Top Leaderboard, Site wide
Left Masthead
May 24, 2016
Truthdig: Drilling Beneath the Headlines
Sign up for Truthdig's Email NewsletterLike Truthdig on FacebookFollow Truthdig on TwitterSubscribe to Truthdig's RSS Feed

Truthdig Bazaar more items

Ear to the Ground
Print this item

Working for Amazon Is No Bed of Roses

Posted on Sep 25, 2011
Flickr / jurvetson

According to Forbes magazine, Amazon founder and CEO Jeff Bezos is the 30th richest person in the world, with a net worth of more than $18 billion.

Heat exhaustion, lightheadedness, dehydration and other problems afflicted employees at Amazon’s warehouses around the United States this summer, where a steady supply of low-paid temporary workers keeps the packing and shipping lines fully staffed.

Reporters with The Morning Call in Allentown, Pa., interviewed 20 current and former workers who offered a behind-the-scenes look at conditions inside the warehouses. They spoke of soaring temperatures that caused some workers to collapse, while managers threatened layoffs if they did not meet the expected production rate. Some hid pain and injuries in order to keep their jobs, which pay $11 or $12 an hour.

The workers interviewed come from a variety of backgrounds, some with years of experience at other shipping plants. Only one employee said the warehouses were a good place to work; many more said it was their worst experience ever. —ARK

The Morning Call:

The supply of temporary workers keeps Amazon’s warehouse fully staffed without the expense of a permanent workforce that expects raises and good benefits.

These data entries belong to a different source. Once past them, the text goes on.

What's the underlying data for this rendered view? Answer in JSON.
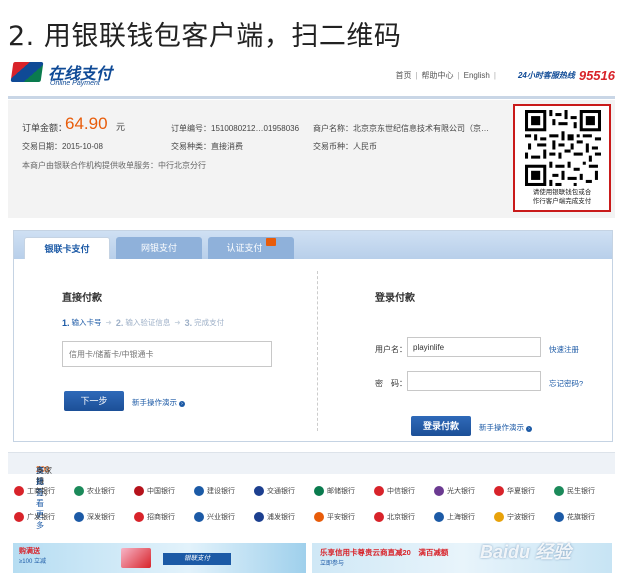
{
  "step_title": "2. 用银联钱包客户端，扫二维码",
  "header": {
    "logo_card_text": "UnionPay 银联",
    "logo_main": "在线支付",
    "logo_sub": "Online Payment",
    "links": [
      "首页",
      "帮助中心",
      "English"
    ],
    "hotline_label": "24小时客服热线",
    "hotline_number": "95516"
  },
  "order": {
    "amount_label": "订单金额：",
    "amount_value": "64.90",
    "amount_unit": "元",
    "order_no": "订单编号：1510080212…01958036",
    "merchant": "商户名称：北京京东世纪信息技术有限公司（京…",
    "date": "交易日期：2015-10-08",
    "type": "交易种类：直接消费",
    "currency": "交易币种：人民币",
    "notice": "本商户由银联合作机构提供收单服务：中行北京分行",
    "qr_caption_1": "请使用银联钱包或合",
    "qr_caption_2": "作行客户端完成支付"
  },
  "tabs": [
    {
      "label": "银联卡支付",
      "active": true
    },
    {
      "label": "网银支付",
      "active": false
    },
    {
      "label": "认证支付",
      "active": false
    }
  ],
  "direct": {
    "title": "直接付款",
    "steps": [
      {
        "num": "1.",
        "label": "输入卡号"
      },
      {
        "num": "2.",
        "label": "输入验证信息"
      },
      {
        "num": "3.",
        "label": "完成支付"
      }
    ],
    "card_placeholder": "信用卡/储蓄卡/中银通卡",
    "next_label": "下一步",
    "help_label": "新手操作演示"
  },
  "login": {
    "title": "登录付款",
    "username_label": "用户名：",
    "username_value": "playinlife",
    "register_link": "快速注册",
    "password_label": "密　码：",
    "forgot_link": "忘记密码?",
    "submit_label": "登录付款",
    "help_label": "新手操作演示"
  },
  "banks": {
    "head_prefix": "支持",
    "head_count": "200",
    "head_suffix": "多家银行，",
    "head_more": "点此查看更多",
    "row1": [
      {
        "name": "工商银行",
        "color": "#d8232a"
      },
      {
        "name": "农业银行",
        "color": "#1b8a5a"
      },
      {
        "name": "中国银行",
        "color": "#b5121b"
      },
      {
        "name": "建设银行",
        "color": "#1b5aa6"
      },
      {
        "name": "交通银行",
        "color": "#1c3f8f"
      },
      {
        "name": "邮储银行",
        "color": "#0a7b4e"
      },
      {
        "name": "中信银行",
        "color": "#d8232a"
      },
      {
        "name": "光大银行",
        "color": "#6b3a91"
      },
      {
        "name": "华夏银行",
        "color": "#d8232a"
      },
      {
        "name": "民生银行",
        "color": "#1b8a5a"
      }
    ],
    "row2": [
      {
        "name": "广发银行",
        "color": "#d8232a"
      },
      {
        "name": "深发银行",
        "color": "#1c5aa6"
      },
      {
        "name": "招商银行",
        "color": "#d8232a"
      },
      {
        "name": "兴业银行",
        "color": "#1c5aa6"
      },
      {
        "name": "浦发银行",
        "color": "#1c3f8f"
      },
      {
        "name": "平安银行",
        "color": "#e85c0a"
      },
      {
        "name": "北京银行",
        "color": "#d8232a"
      },
      {
        "name": "上海银行",
        "color": "#1c5aa6"
      },
      {
        "name": "宁波银行",
        "color": "#e8a20a"
      },
      {
        "name": "花旗银行",
        "color": "#1c5aa6"
      }
    ]
  },
  "banners": {
    "left_t1": "购满送",
    "left_t2": "≥100 立减",
    "left_tag": "银联支付",
    "right_t1": "乐享信用卡尊贵云商直减20　满百减额",
    "right_t2": "立即参与"
  },
  "watermark": "Baidu 经验"
}
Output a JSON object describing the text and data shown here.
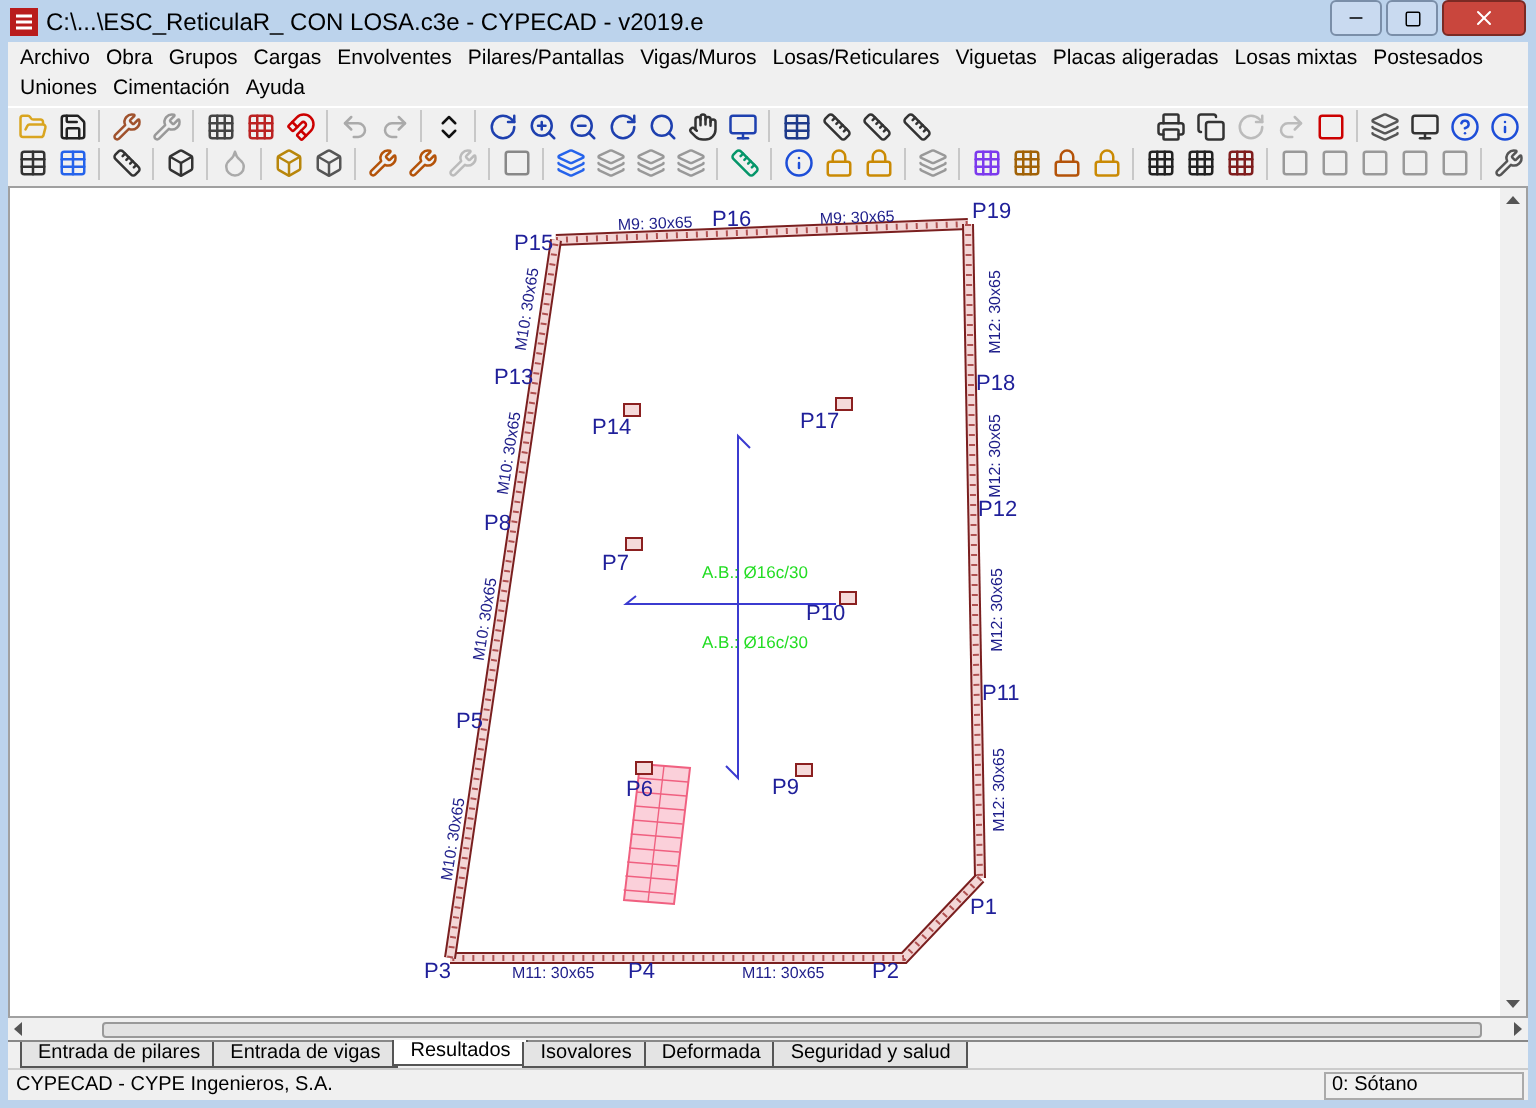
{
  "window": {
    "title": "C:\\...\\ESC_ReticulaR_ CON LOSA.c3e - CYPECAD - v2019.e"
  },
  "menu": [
    "Archivo",
    "Obra",
    "Grupos",
    "Cargas",
    "Envolventes",
    "Pilares/Pantallas",
    "Vigas/Muros",
    "Losas/Reticulares",
    "Viguetas",
    "Placas aligeradas",
    "Losas mixtas",
    "Postesados",
    "Uniones",
    "Cimentación",
    "Ayuda"
  ],
  "canvas": {
    "columns": [
      "P15",
      "P16",
      "P19",
      "P13",
      "P14",
      "P17",
      "P18",
      "P8",
      "P12",
      "P7",
      "P10",
      "P5",
      "P11",
      "P6",
      "P9",
      "P1",
      "P3",
      "P4",
      "P2"
    ],
    "beams": [
      {
        "label": "M9: 30x65",
        "kind": "flat"
      },
      {
        "label": "M9: 30x65",
        "kind": "flat"
      },
      {
        "label": "M10: 30x65",
        "kind": "left"
      },
      {
        "label": "M10: 30x65",
        "kind": "left"
      },
      {
        "label": "M10: 30x65",
        "kind": "left"
      },
      {
        "label": "M10: 30x65",
        "kind": "left"
      },
      {
        "label": "M12: 30x65",
        "kind": "right"
      },
      {
        "label": "M12: 30x65",
        "kind": "right"
      },
      {
        "label": "M12: 30x65",
        "kind": "right"
      },
      {
        "label": "M12: 30x65",
        "kind": "right"
      },
      {
        "label": "M11: 30x65",
        "kind": "flat"
      },
      {
        "label": "M11: 30x65",
        "kind": "flat"
      }
    ],
    "reinforcement": [
      "A.B.: Ø16c/30",
      "A.B.: Ø16c/30"
    ]
  },
  "tabs": [
    {
      "label": "Entrada de pilares",
      "selected": false
    },
    {
      "label": "Entrada de vigas",
      "selected": false
    },
    {
      "label": "Resultados",
      "selected": true
    },
    {
      "label": "Isovalores",
      "selected": false
    },
    {
      "label": "Deformada",
      "selected": false
    },
    {
      "label": "Seguridad y salud",
      "selected": false
    }
  ],
  "status_bar": {
    "left": "CYPECAD - CYPE Ingenieros, S.A.",
    "floor": "0: Sótano"
  }
}
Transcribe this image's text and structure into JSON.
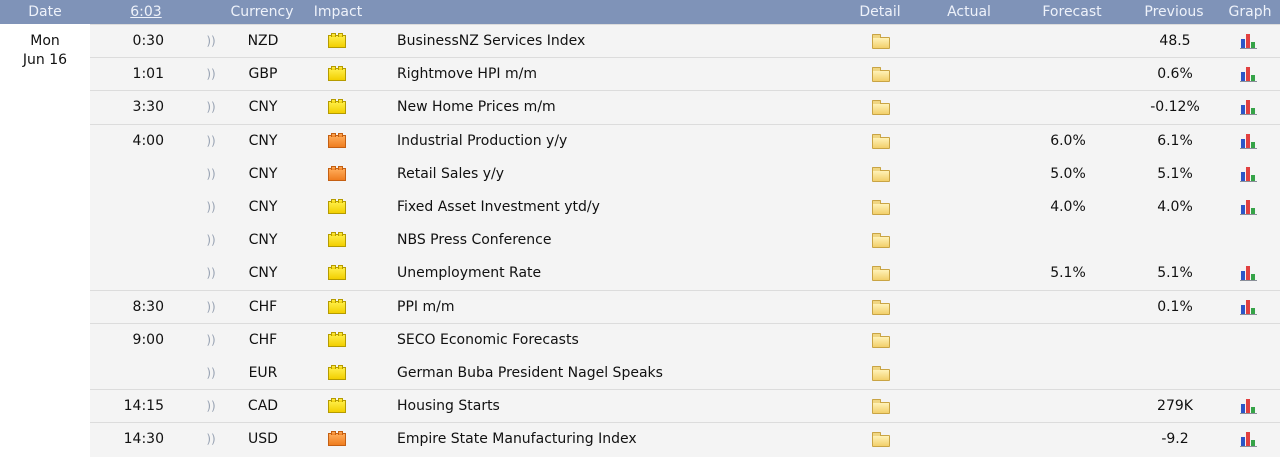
{
  "header": {
    "date": "Date",
    "time": "6:03",
    "currency": "Currency",
    "impact": "Impact",
    "detail": "Detail",
    "actual": "Actual",
    "forecast": "Forecast",
    "previous": "Previous",
    "graph": "Graph"
  },
  "date": {
    "weekday": "Mon",
    "day": "Jun 16"
  },
  "colors": {
    "header_bg": "#7f93b8",
    "row_bg": "#f4f4f4",
    "impact_low": "#f2cf00",
    "impact_medium": "#ef7d1f"
  },
  "icons": {
    "sound": "sound-icon",
    "impact_low": "low-impact-folder-icon",
    "impact_medium": "medium-impact-folder-icon",
    "detail": "detail-folder-icon",
    "graph": "bar-graph-icon"
  },
  "rows": [
    {
      "time": "0:30",
      "currency": "NZD",
      "impact": "low",
      "event": "BusinessNZ Services Index",
      "actual": "",
      "forecast": "",
      "previous": "48.5",
      "graph": true
    },
    {
      "time": "1:01",
      "currency": "GBP",
      "impact": "low",
      "event": "Rightmove HPI m/m",
      "actual": "",
      "forecast": "",
      "previous": "0.6%",
      "graph": true
    },
    {
      "time": "3:30",
      "currency": "CNY",
      "impact": "low",
      "event": "New Home Prices m/m",
      "actual": "",
      "forecast": "",
      "previous": "-0.12%",
      "graph": true
    },
    {
      "time": "4:00",
      "currency": "CNY",
      "impact": "medium",
      "event": "Industrial Production y/y",
      "actual": "",
      "forecast": "6.0%",
      "previous": "6.1%",
      "graph": true
    },
    {
      "time": "",
      "currency": "CNY",
      "impact": "medium",
      "event": "Retail Sales y/y",
      "actual": "",
      "forecast": "5.0%",
      "previous": "5.1%",
      "graph": true
    },
    {
      "time": "",
      "currency": "CNY",
      "impact": "low",
      "event": "Fixed Asset Investment ytd/y",
      "actual": "",
      "forecast": "4.0%",
      "previous": "4.0%",
      "graph": true
    },
    {
      "time": "",
      "currency": "CNY",
      "impact": "low",
      "event": "NBS Press Conference",
      "actual": "",
      "forecast": "",
      "previous": "",
      "graph": false
    },
    {
      "time": "",
      "currency": "CNY",
      "impact": "low",
      "event": "Unemployment Rate",
      "actual": "",
      "forecast": "5.1%",
      "previous": "5.1%",
      "graph": true
    },
    {
      "time": "8:30",
      "currency": "CHF",
      "impact": "low",
      "event": "PPI m/m",
      "actual": "",
      "forecast": "",
      "previous": "0.1%",
      "graph": true
    },
    {
      "time": "9:00",
      "currency": "CHF",
      "impact": "low",
      "event": "SECO Economic Forecasts",
      "actual": "",
      "forecast": "",
      "previous": "",
      "graph": false
    },
    {
      "time": "",
      "currency": "EUR",
      "impact": "low",
      "event": "German Buba President Nagel Speaks",
      "actual": "",
      "forecast": "",
      "previous": "",
      "graph": false
    },
    {
      "time": "14:15",
      "currency": "CAD",
      "impact": "low",
      "event": "Housing Starts",
      "actual": "",
      "forecast": "",
      "previous": "279K",
      "graph": true
    },
    {
      "time": "14:30",
      "currency": "USD",
      "impact": "medium",
      "event": "Empire State Manufacturing Index",
      "actual": "",
      "forecast": "",
      "previous": "-9.2",
      "graph": true
    }
  ]
}
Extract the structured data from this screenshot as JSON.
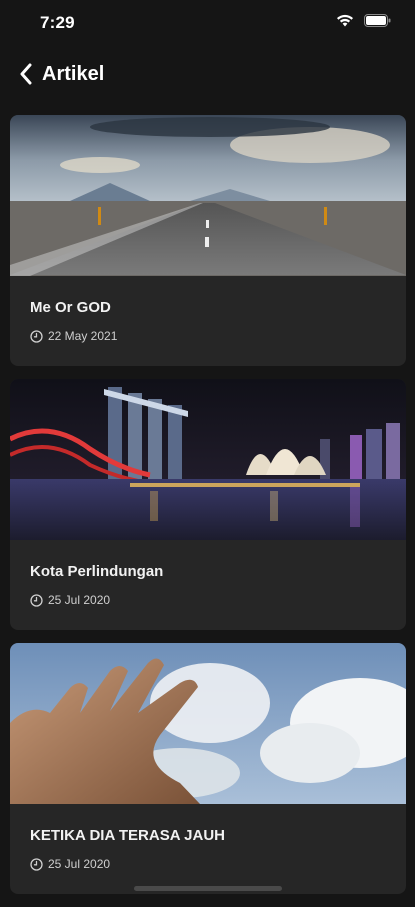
{
  "status_bar": {
    "time": "7:29"
  },
  "header": {
    "title": "Artikel",
    "back_icon": "chevron-left-icon"
  },
  "articles": [
    {
      "title": "Me Or GOD",
      "date": "22 May 2021",
      "image": "road-landscape"
    },
    {
      "title": "Kota Perlindungan",
      "date": "25 Jul 2020",
      "image": "city-night-skyline"
    },
    {
      "title": "KETIKA DIA TERASA JAUH",
      "date": "25 Jul 2020",
      "image": "hand-reaching-sky"
    }
  ],
  "colors": {
    "background": "#151515",
    "card": "#262626",
    "text": "#ffffff",
    "muted": "#cfcfcf"
  }
}
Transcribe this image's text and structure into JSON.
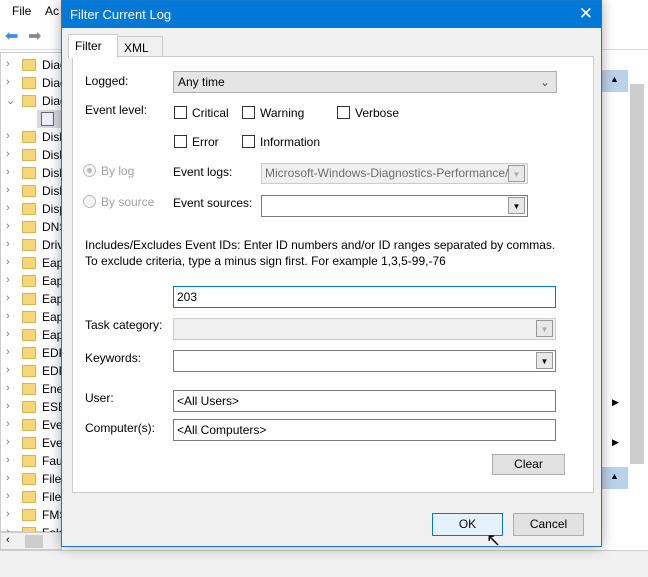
{
  "app": {
    "menu": [
      "File",
      "Ac"
    ]
  },
  "tree": {
    "items": [
      {
        "label": "Diag",
        "expanded": false
      },
      {
        "label": "Diag",
        "expanded": false
      },
      {
        "label": "Diag",
        "expanded": true
      },
      {
        "label": "",
        "log": true
      },
      {
        "label": "Disk"
      },
      {
        "label": "Disk"
      },
      {
        "label": "Disk"
      },
      {
        "label": "Disk"
      },
      {
        "label": "Disp"
      },
      {
        "label": "DNS"
      },
      {
        "label": "Driv"
      },
      {
        "label": "Eap"
      },
      {
        "label": "Eap"
      },
      {
        "label": "Eap"
      },
      {
        "label": "Eap"
      },
      {
        "label": "Eap"
      },
      {
        "label": "EDP"
      },
      {
        "label": "EDP"
      },
      {
        "label": "Ene"
      },
      {
        "label": "ESE"
      },
      {
        "label": "Eve"
      },
      {
        "label": "Eve"
      },
      {
        "label": "Fau"
      },
      {
        "label": "File"
      },
      {
        "label": "File"
      },
      {
        "label": "FMS"
      },
      {
        "label": "Fold"
      }
    ]
  },
  "dialog": {
    "title": "Filter Current Log",
    "tabs": [
      "Filter",
      "XML"
    ],
    "logged_label": "Logged:",
    "logged_value": "Any time",
    "event_level_label": "Event level:",
    "levels": {
      "critical": "Critical",
      "warning": "Warning",
      "verbose": "Verbose",
      "error": "Error",
      "information": "Information"
    },
    "by_log": "By log",
    "by_source": "By source",
    "event_logs_label": "Event logs:",
    "event_logs_value": "Microsoft-Windows-Diagnostics-Performance/",
    "event_sources_label": "Event sources:",
    "event_sources_value": "",
    "ids_help": "Includes/Excludes Event IDs: Enter ID numbers and/or ID ranges separated by commas. To exclude criteria, type a minus sign first. For example 1,3,5-99,-76",
    "ids_value": "203",
    "task_category_label": "Task category:",
    "task_category_value": "",
    "keywords_label": "Keywords:",
    "keywords_value": "",
    "user_label": "User:",
    "user_value": "<All Users>",
    "computer_label": "Computer(s):",
    "computer_value": "<All Computers>",
    "clear": "Clear",
    "ok": "OK",
    "cancel": "Cancel"
  }
}
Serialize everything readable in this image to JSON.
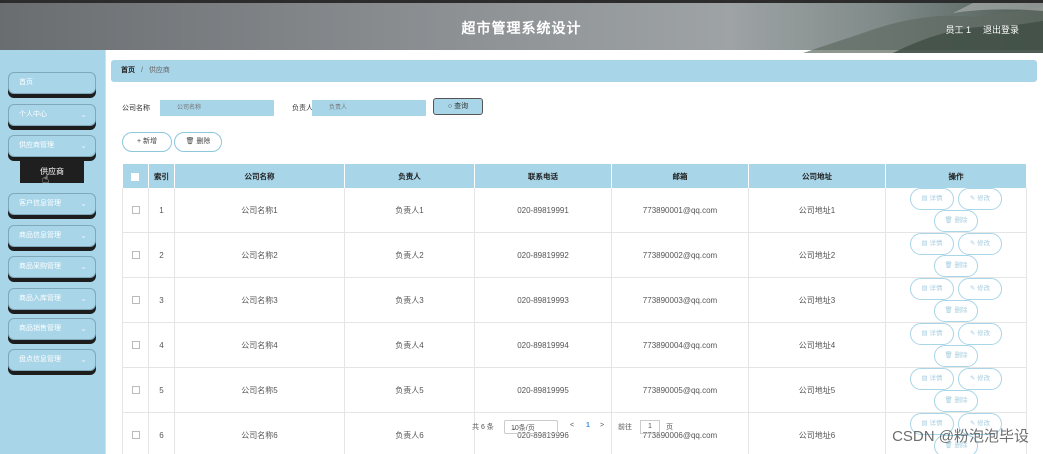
{
  "header": {
    "title": "超市管理系统设计",
    "user": "员工 1",
    "logout": "退出登录"
  },
  "sidebar": {
    "items": [
      {
        "label": "首页",
        "chevron": ""
      },
      {
        "label": "个人中心",
        "chevron": "⌄"
      },
      {
        "label": "供应商管理",
        "chevron": "⌄"
      },
      {
        "label": "客户信息管理",
        "chevron": "⌄"
      },
      {
        "label": "商品信息管理",
        "chevron": "⌄"
      },
      {
        "label": "商品采购管理",
        "chevron": "⌄"
      },
      {
        "label": "商品入库管理",
        "chevron": "⌄"
      },
      {
        "label": "商品销售管理",
        "chevron": "⌄"
      },
      {
        "label": "盘点信息管理",
        "chevron": "⌄"
      }
    ],
    "active_sub": "供应商"
  },
  "breadcrumb": {
    "home": "首页",
    "sep": "/",
    "current": "供应商"
  },
  "search": {
    "company_label": "公司名称",
    "company_placeholder": "公司名称",
    "person_label": "负责人",
    "person_placeholder": "负责人",
    "query": "查询"
  },
  "actions": {
    "add": "+ 新增",
    "delete": "删除"
  },
  "table": {
    "headers": [
      "索引",
      "公司名称",
      "负责人",
      "联系电话",
      "邮箱",
      "公司地址",
      "操作"
    ],
    "rows": [
      {
        "idx": "1",
        "company": "公司名称1",
        "person": "负责人1",
        "phone": "020-89819991",
        "email": "773890001@qq.com",
        "address": "公司地址1"
      },
      {
        "idx": "2",
        "company": "公司名称2",
        "person": "负责人2",
        "phone": "020-89819992",
        "email": "773890002@qq.com",
        "address": "公司地址2"
      },
      {
        "idx": "3",
        "company": "公司名称3",
        "person": "负责人3",
        "phone": "020-89819993",
        "email": "773890003@qq.com",
        "address": "公司地址3"
      },
      {
        "idx": "4",
        "company": "公司名称4",
        "person": "负责人4",
        "phone": "020-89819994",
        "email": "773890004@qq.com",
        "address": "公司地址4"
      },
      {
        "idx": "5",
        "company": "公司名称5",
        "person": "负责人5",
        "phone": "020-89819995",
        "email": "773890005@qq.com",
        "address": "公司地址5"
      },
      {
        "idx": "6",
        "company": "公司名称6",
        "person": "负责人6",
        "phone": "020-89819996",
        "email": "773890006@qq.com",
        "address": "公司地址6"
      }
    ],
    "ops": {
      "detail": "详情",
      "edit": "修改",
      "delete": "删除"
    }
  },
  "pager": {
    "total": "共 6 条",
    "page_size": "10条/页",
    "prev": "<",
    "page": "1",
    "next": ">",
    "goto": "前往",
    "goto_value": "1",
    "unit": "页"
  },
  "watermark": "CSDN @粉泡泡毕设",
  "colors": {
    "accent": "#a8d5e8",
    "dark": "#1f1f1f"
  }
}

Using temporary employees in general also helps reduce the prospect that employees will organize a union that pushes for better treatment because the employees are in constant flux, labor experts say. And Amazon limits its liability for workers’ compensation and unemployment insurance because most of the workers don’t work for Amazon, they work for the temp agency.

... The situation highlights how companies like Amazon can wield their significant leverage over workers in the bleak job market, labor experts say. Large companies such as Amazon can minimize costs for benefits and raises by relying on temporary workers rather than having a larger permanent workforce, those experts say.

“They can get away with it because most workers will take whatever they can get with jobs few and far between,” said Catherine Ruckelshaus, legal co-director of the National Employment Law Project, an advocacy group for low-wage workers. “The temp worker is less likely to complain about it and less likely to push for their labor rights because they feel like they don’t have much pull or sway with the worksite employer.”

Read more

More Below the Ad


Square, Site wide

New and Improved Comments

If you have trouble leaving a comment, review this help page. Still having problems? Let us know. If you find yourself moderated, take a moment to review our comment policy.

By Ulyanov, October 1, 2011 at 8:20 am Link to this comment
(Unregistered commenter)

Our family orders many books and book downloads from Amazon. 

Unfortunately, most of us who use places like Amazon and Starbucks (also anti-union) don’t think about the conditions of people they employ.

There is an independant bookseller in the town next to us that we’ll be visiting more to buy and order our books from. Making our coffee at home in the morning is starting to look more democratic to me too (LoL).

Thanks TD for putting this out there for people to see.

P.S. to Queenie, you got that right!

Report this
Queenie's avatar

By Queenie, September 25, 2011 at 4:53 pm Link to this comment

You can see this smirking pig’s portrait on the left side of any painted doom in medieval churches. The side depicting those suffering the tortures of Hell.

This is one evil motherf**ker.

Report this
Right 1, Site wide - BlogAds Premium
Right Skyscraper, Site Wide
Right Internal Skyscraper, Site wide
Right 2, Site wide - Blogads
Join the Liberal Blog Advertising Network

Like Truthdig on Facebook